Some of her housemates (international students just like Julia) feel uncertain about their position as tenants. “They are probably slightly less aware of their rights and we absolutely do not want to pick a fight with the landlord,” Julia adds. The fact that some of them are not registered at the address also adds to the pressure. “If we go to the municipality, you have to tell them that and then we could get into trouble. You would then have to look for a new room during a pandemic in a city where there is no housing available and where you are not always wanted as an international student.”
A party streamer of plaster
Yet such problems are not exclusive to international students. Pleun (22) lives with three others in a student house in Delfshaven in Rotterdam-West. The house is in a narrow street near a primary school. Once through the front door, you walk into a dark corridor with the kitchen on the right. Pleun shows off a ‘party streamer’ of plaster here, next to an actual party streamer.
“It’s a terrible mess,” she apologises. “The plasterwork is falling from the ceiling, we have problems with the sewage system, there is a hole in the kitchen floor and the bathroom is a tangle of pipes that go everywhere and nowhere.” There are also moving boxes all over the place and the rooms are already half empty. The house is clearly in need of renovation, which is why the landlord wants the tenants out as soon as possible.
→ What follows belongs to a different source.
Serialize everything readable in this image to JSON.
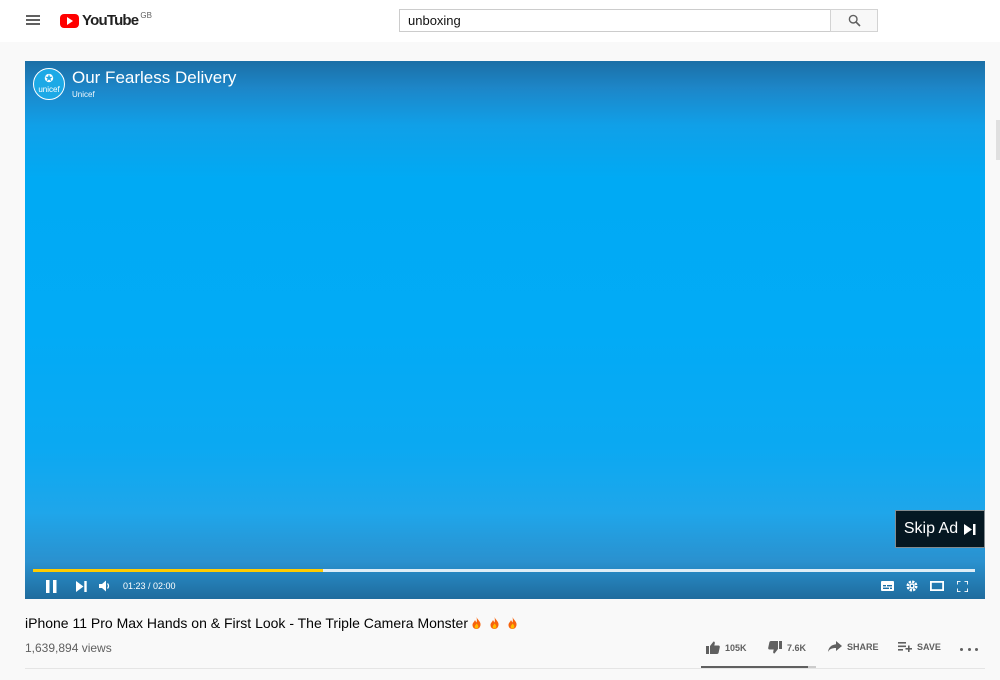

Sewer stench in the kitchen
Yet he was not always so eager to carry out any repairs in the past. “As much money as possible for as little effort as possible,” is how Pleun describes the tenancy situation. “We pay service charges, but when you call for repairs, half the time there’s no answer. Emails are not always answered either. The landlord is nice enough, but nothing much ever happens
When a sewage stench spread through the house some time ago, Pleun notes that it took four months before the landlord wanted to do anything about it. The PVC floor in the kitchen was ripped open to see where the problem was. It was then discovered that there was a direct connection between the kitchen and the crawl space under the house through a hole in the wooden floor. “Fortunately, I don’t have much of a sense of smell now because I’ve had corona, which is a blessing in disguise. But apparently it smells pretty bad,” Pleun chuckles.
Her flatmate nods in agreement. Despite the wide-open windows, a nasty smell permeates the kitchen and room on the ground floor. “So, we always open the windows in the house as a matter of course to get rid of that stench,” she explains.
Forced to move
At one point, the stink became too much for one of the housemates living on the ground floor. She decided to move. Owing to the way in which the contract was drawn up, this immediately had consequences for the other housemates. The landlord could refuse to accept a replacement tenant, so Pleun and the other housemates either had to cough up the rent for the empty room themselves or move out.
In one week, Pleun will be in her new room in Middelland. “I’m looking forward to it, but I really regret having to leave. We live here just fine, but the landlord refuses to spend any money on the house.”